The President must address these questions. He owes this to, not just the Yoruba, but to the entire nation as well. Whether the government openly admits this or not, the fact of the matter is that Nigeria is currently sitting on a very dangerous precipice, and as it is, it is only a matter of time that we get to the tipping point. Sadly, many top Yoruba and non- Yoruba leaders alike who should be speaking out and standing up against the government on this herdsmen issue have chosen to remain silent. For them, the menace of the Fulani herdsmen is too insignificant to risk losing their 2023 ambitions. But that is where they are missing the point.
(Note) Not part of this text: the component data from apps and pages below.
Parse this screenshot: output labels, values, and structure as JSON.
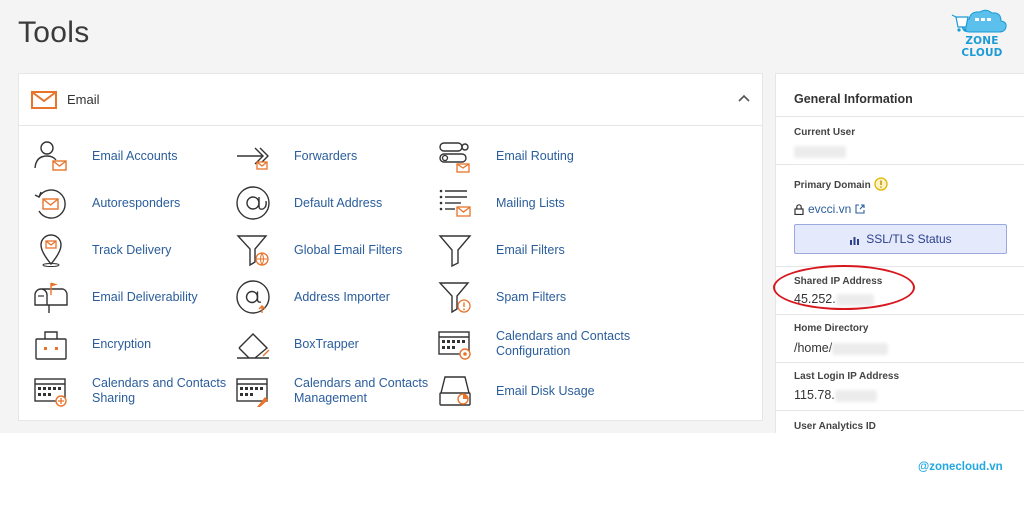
{
  "page": {
    "title": "Tools"
  },
  "logo": {
    "text": "ZONE CLOUD",
    "color": "#1b9ad6"
  },
  "email_panel": {
    "label": "Email",
    "tools": [
      {
        "label": "Email Accounts",
        "icon": "user-mail-icon"
      },
      {
        "label": "Forwarders",
        "icon": "forward-arrow-icon"
      },
      {
        "label": "Email Routing",
        "icon": "routing-icon"
      },
      {
        "label": "Autoresponders",
        "icon": "autoresponder-icon"
      },
      {
        "label": "Default Address",
        "icon": "at-sign-icon"
      },
      {
        "label": "Mailing Lists",
        "icon": "list-mail-icon"
      },
      {
        "label": "Track Delivery",
        "icon": "map-pin-icon"
      },
      {
        "label": "Global Email Filters",
        "icon": "global-filter-icon"
      },
      {
        "label": "Email Filters",
        "icon": "filter-icon"
      },
      {
        "label": "Email Deliverability",
        "icon": "mailbox-icon"
      },
      {
        "label": "Address Importer",
        "icon": "at-import-icon"
      },
      {
        "label": "Spam Filters",
        "icon": "spam-filter-icon"
      },
      {
        "label": "Encryption",
        "icon": "lock-box-icon"
      },
      {
        "label": "BoxTrapper",
        "icon": "boxtrapper-icon"
      },
      {
        "label": "Calendars and Contacts\nConfiguration",
        "icon": "calendar-config-icon"
      },
      {
        "label": "Calendars and Contacts\nSharing",
        "icon": "calendar-share-icon"
      },
      {
        "label": "Calendars and Contacts\nManagement",
        "icon": "calendar-manage-icon"
      },
      {
        "label": "Email Disk Usage",
        "icon": "disk-usage-icon"
      }
    ]
  },
  "general_info": {
    "title": "General Information",
    "current_user_label": "Current User",
    "primary_domain_label": "Primary Domain",
    "primary_domain": "evcci.vn",
    "ssl_button": "SSL/TLS Status",
    "shared_ip_label": "Shared IP Address",
    "shared_ip": "45.252.",
    "home_dir_label": "Home Directory",
    "home_dir": "/home/",
    "last_login_label": "Last Login IP Address",
    "last_login_ip": "115.78.",
    "analytics_label": "User Analytics ID"
  },
  "watermark": "@zonecloud.vn",
  "colors": {
    "accent_orange": "#e8742c",
    "link_blue": "#2a5d9b",
    "highlight_red": "#d7171e"
  }
}
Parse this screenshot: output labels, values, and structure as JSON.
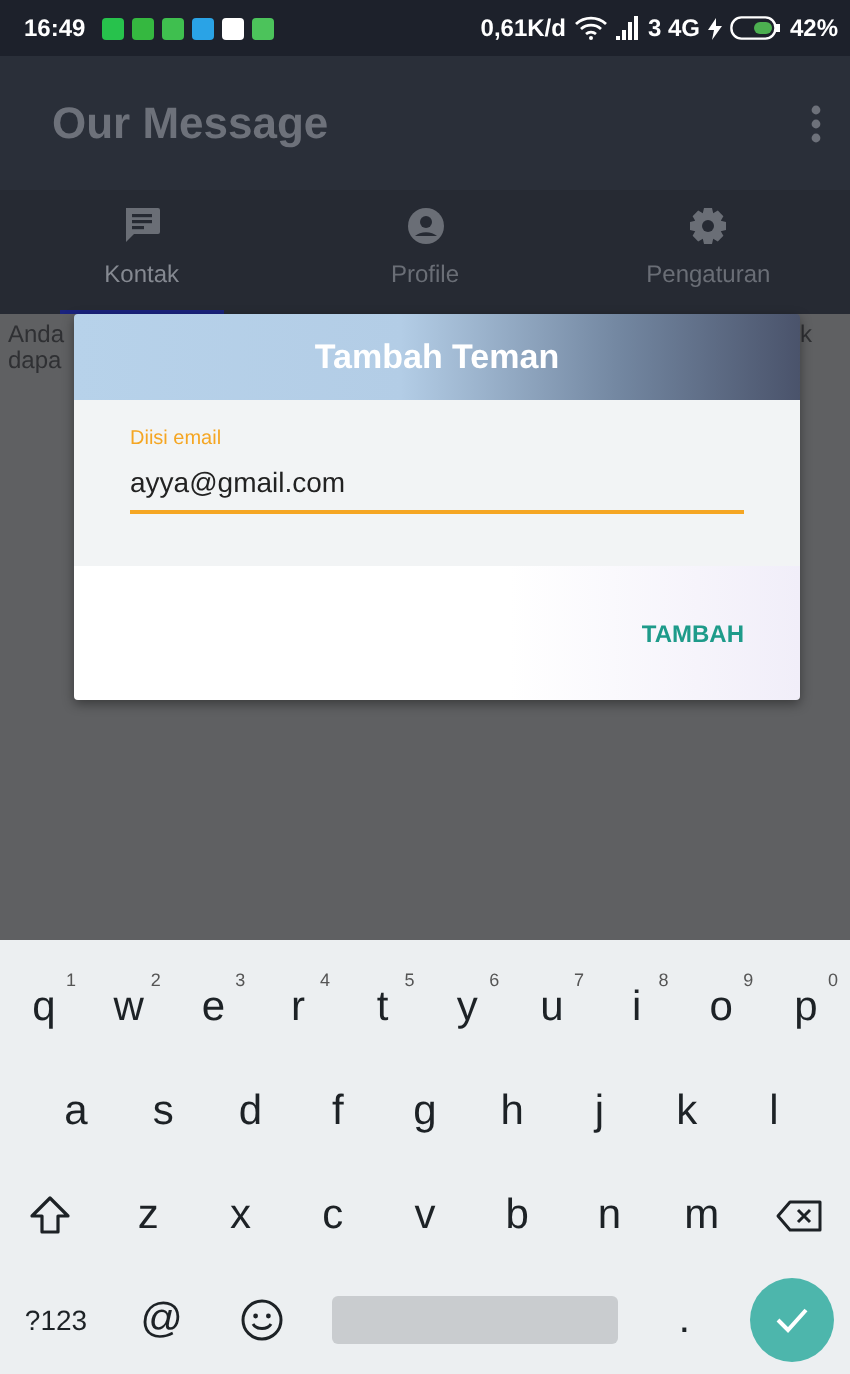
{
  "status_bar": {
    "time": "16:49",
    "network_speed": "0,61K/d",
    "network": "3 4G",
    "battery": "42%"
  },
  "app_bar": {
    "title": "Our Message"
  },
  "tabs": [
    {
      "label": "Kontak",
      "kind": "chat",
      "selected": true
    },
    {
      "label": "Profile",
      "kind": "person",
      "selected": false
    },
    {
      "label": "Pengaturan",
      "kind": "gear",
      "selected": false
    }
  ],
  "content_fragments": {
    "left": [
      "Anda",
      "dapa"
    ],
    "right": "k"
  },
  "dialog": {
    "title": "Tambah Teman",
    "field": {
      "label": "Diisi email",
      "value": "ayya@gmail.com"
    },
    "button": "TAMBAH"
  },
  "keyboard": {
    "rows": [
      [
        {
          "kind": "letter",
          "label": "q",
          "hint": "1"
        },
        {
          "kind": "letter",
          "label": "w",
          "hint": "2"
        },
        {
          "kind": "letter",
          "label": "e",
          "hint": "3"
        },
        {
          "kind": "letter",
          "label": "r",
          "hint": "4"
        },
        {
          "kind": "letter",
          "label": "t",
          "hint": "5"
        },
        {
          "kind": "letter",
          "label": "y",
          "hint": "6"
        },
        {
          "kind": "letter",
          "label": "u",
          "hint": "7"
        },
        {
          "kind": "letter",
          "label": "i",
          "hint": "8"
        },
        {
          "kind": "letter",
          "label": "o",
          "hint": "9"
        },
        {
          "kind": "letter",
          "label": "p",
          "hint": "0"
        }
      ],
      [
        {
          "kind": "letter",
          "label": "a"
        },
        {
          "kind": "letter",
          "label": "s"
        },
        {
          "kind": "letter",
          "label": "d"
        },
        {
          "kind": "letter",
          "label": "f"
        },
        {
          "kind": "letter",
          "label": "g"
        },
        {
          "kind": "letter",
          "label": "h"
        },
        {
          "kind": "letter",
          "label": "j"
        },
        {
          "kind": "letter",
          "label": "k"
        },
        {
          "kind": "letter",
          "label": "l"
        }
      ],
      [
        {
          "kind": "shift"
        },
        {
          "kind": "letter",
          "label": "z"
        },
        {
          "kind": "letter",
          "label": "x"
        },
        {
          "kind": "letter",
          "label": "c"
        },
        {
          "kind": "letter",
          "label": "v"
        },
        {
          "kind": "letter",
          "label": "b"
        },
        {
          "kind": "letter",
          "label": "n"
        },
        {
          "kind": "letter",
          "label": "m"
        },
        {
          "kind": "backspace"
        }
      ],
      [
        {
          "kind": "symbol",
          "label": "?123"
        },
        {
          "kind": "letter",
          "label": "@"
        },
        {
          "kind": "emoji"
        },
        {
          "kind": "space"
        },
        {
          "kind": "letter",
          "label": "."
        },
        {
          "kind": "enter"
        }
      ]
    ]
  }
}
With the way things are going, what if we find ourselves in a complete state of anarchy by the time 2023 comes upon us? Already, a handful of brilliant political analysts, who have taken time to look into their crystal balls, are already warning us that there may not be a Nigeria by the time 2023 finally arrives. While we fervently hope that this projection does not manifest, we can only pray and expect that the government would wake up to its responsibility to safeguard the lives and properties of its people. When the people become extremely desperate and no longer show confidence in the leadership of the government to protect their lives, they will recourse to providing their own security themselves. And when that happens, you can be sure they will be compelled to take the law into their own hands. This is why the Sunday Igbohos are springing up and taking it upon themselves to protect their communities and become the people’s heroes. Many more Sunday Igbohos will surely begin to emerge and that in itself could spell danger for everyone.
The Yorubas are known to be peace-loving people. They are peacemakers. They do not foment trouble and they have shown, over the years, to be exceptional hosts to the Fulanis. But history also tells us that the Yorubas are not cowards. When pushed to the wall, they will fight back and put everything they’ve got into that battle. We hope and pray that the nation does not witness the anger of the Yoruba. This is why Mr. President must give answers to the aforementioned questions and begin a systematic arrest and prosecution of the criminals amongst the Fulani people. And the time to do that is now. The time has come for the president to prove that he is not the president of only a section of the country, that indeed, he belongs everybody. At the moment, Nigerians have made up their minds that he is, without a doubt, a president who feels responsible to only his kinsmen. It is up to him to prove us wrong. Again, we pray, may we never witness the anger of the Yoruba.